SIGINT, Cyber, Information War and 21st Century Deterrence

By Robbin Laird

John Blaxland and Clare Birgin have written an important book.

It was to have been written as the “official history” of Australian signals intelligence, but then became the “unofficial” history.

This part of the story is reviewed by Caroline Overington in a 28 April 2023 review in The Australian.

“The book, Revealing Secrets, was initially commissioned by the former head of the ASD, Mike Burgess, at a cost of $2.2m. It was to be written by John Blaxland, a former Australian Army officer who is now professor of international security and intelligence studies in the Strategic and Defence Studies Centre.”

But then it was not and, on its way, to shape a path to become the “unofficial history.”

But the decision-maker who made the decision to block the official history did us a favor. It forced Blaxland to find his co-author Birgin and it changed the scope of the effort to one more aligned with today’s trajectory on EW/ISR/C2 etc.

They broadened the discussion to cyber and by so doing that took SIGINT out of the historical shadows and made it mainstream.

Because that really is the point – what used to be simply SIGINT used in war or in deterrence has become cyber and part of everyday life and conflict affecting all citizens.

It is no longer just an elite game of shadow Olympics: it is about how we can have a digital society when criminal and adversary states are so committed to stealing, manipulating, and using our data.

That is why blocking a history of SIGINT is ludicrous.

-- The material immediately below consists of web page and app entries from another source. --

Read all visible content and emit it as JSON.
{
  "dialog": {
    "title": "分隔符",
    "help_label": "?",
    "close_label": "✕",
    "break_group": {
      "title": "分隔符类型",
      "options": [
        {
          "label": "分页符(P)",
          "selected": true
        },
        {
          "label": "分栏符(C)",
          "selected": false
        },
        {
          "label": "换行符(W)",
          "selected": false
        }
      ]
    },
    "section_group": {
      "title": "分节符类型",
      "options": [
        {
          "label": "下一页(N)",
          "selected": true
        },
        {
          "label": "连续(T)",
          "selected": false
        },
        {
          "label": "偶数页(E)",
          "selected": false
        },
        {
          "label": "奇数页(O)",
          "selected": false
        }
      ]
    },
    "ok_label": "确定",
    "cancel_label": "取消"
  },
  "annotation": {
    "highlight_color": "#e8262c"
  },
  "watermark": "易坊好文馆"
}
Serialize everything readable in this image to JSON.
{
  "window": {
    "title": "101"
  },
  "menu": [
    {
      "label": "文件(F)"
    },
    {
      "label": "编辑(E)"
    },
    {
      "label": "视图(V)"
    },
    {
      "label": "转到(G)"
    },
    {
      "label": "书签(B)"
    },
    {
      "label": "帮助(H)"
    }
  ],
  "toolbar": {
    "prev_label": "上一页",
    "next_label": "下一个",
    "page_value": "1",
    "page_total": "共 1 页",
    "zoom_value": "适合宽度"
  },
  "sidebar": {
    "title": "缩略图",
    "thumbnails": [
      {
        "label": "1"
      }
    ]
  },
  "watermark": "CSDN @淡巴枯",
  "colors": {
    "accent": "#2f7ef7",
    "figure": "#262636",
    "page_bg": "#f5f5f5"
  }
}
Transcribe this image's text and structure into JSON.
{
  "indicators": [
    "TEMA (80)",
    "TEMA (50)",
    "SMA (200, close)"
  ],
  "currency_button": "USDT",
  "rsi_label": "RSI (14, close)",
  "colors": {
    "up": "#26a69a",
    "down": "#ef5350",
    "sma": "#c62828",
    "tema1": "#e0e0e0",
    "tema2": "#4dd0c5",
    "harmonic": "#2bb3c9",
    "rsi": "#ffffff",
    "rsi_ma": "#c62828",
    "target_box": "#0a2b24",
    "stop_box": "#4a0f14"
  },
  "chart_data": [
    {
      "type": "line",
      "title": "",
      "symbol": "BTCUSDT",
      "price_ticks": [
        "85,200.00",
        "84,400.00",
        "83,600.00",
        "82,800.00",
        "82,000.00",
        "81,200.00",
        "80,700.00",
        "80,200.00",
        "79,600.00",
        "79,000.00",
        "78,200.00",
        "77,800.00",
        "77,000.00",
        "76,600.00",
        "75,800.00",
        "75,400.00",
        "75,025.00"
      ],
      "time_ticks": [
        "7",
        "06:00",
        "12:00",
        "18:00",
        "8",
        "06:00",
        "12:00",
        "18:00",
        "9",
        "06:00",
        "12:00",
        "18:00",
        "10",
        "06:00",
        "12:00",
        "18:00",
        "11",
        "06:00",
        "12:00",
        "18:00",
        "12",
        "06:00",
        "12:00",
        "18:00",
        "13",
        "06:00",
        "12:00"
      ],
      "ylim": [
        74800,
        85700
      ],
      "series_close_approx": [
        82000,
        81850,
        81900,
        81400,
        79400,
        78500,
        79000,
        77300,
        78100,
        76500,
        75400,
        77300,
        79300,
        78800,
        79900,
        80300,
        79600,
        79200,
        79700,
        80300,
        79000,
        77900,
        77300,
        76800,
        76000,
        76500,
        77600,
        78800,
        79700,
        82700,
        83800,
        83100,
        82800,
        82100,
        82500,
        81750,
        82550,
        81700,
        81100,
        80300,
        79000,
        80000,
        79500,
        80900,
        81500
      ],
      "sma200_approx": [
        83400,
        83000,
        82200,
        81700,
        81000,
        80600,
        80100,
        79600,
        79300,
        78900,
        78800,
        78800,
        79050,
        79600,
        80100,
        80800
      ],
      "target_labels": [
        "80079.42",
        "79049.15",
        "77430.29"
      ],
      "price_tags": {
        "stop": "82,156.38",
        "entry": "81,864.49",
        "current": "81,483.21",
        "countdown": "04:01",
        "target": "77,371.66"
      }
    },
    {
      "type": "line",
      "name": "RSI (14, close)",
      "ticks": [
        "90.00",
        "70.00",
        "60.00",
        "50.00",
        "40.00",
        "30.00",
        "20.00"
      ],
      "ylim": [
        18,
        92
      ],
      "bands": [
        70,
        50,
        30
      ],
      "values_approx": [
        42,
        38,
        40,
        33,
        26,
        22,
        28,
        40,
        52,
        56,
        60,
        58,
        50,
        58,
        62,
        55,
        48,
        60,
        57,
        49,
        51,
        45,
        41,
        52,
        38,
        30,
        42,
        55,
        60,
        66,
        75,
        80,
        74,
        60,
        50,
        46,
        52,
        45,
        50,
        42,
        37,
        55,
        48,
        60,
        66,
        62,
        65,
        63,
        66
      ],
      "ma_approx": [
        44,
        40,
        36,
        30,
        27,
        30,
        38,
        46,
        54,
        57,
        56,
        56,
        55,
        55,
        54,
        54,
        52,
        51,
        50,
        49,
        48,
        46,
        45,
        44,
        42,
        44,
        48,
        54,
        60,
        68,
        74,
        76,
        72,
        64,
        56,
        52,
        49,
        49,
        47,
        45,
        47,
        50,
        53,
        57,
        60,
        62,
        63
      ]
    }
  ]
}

The question of who protects us from the protectors is a key one and watching the collusion of the FBI in the Clinton campaign against Trump certainly is a firm reminder of the risks.

But there is another aspect to their effort which is not discussed by them in the book.

Not only is SIGINT being transformed by the digital society, cyber and information war, but the liberal democracies are building forces to enhance their survival from the precision strike capabilities of peer competitors.

And they are doing this through force distribution.

And force distribution and integrated fires and operations can only work through secure C2 and ISR, and the ability to master counter-ISR.

In other words, rather than having only specialized SIGINT units as in the past, information operations are becoming an embedded part of normal military operations.

Frankly, this is a dramatic change. The decision by Australian Signals Directorate only underscored this point.

The book contains a wealth of interesting historical assessments which make the book worth reading on its own. For example, the discussion of the Australian contribution to the key battle of Midway is really a unknown story. There are many, many others.

But the book’s main contribution in my view is not simply opening of the kimono but opening the aperture with regard to the way ahead.

How do we master the digital age, notably in military operations, and still survive as a democracy?

Blocking the writing of this book only underscores the point.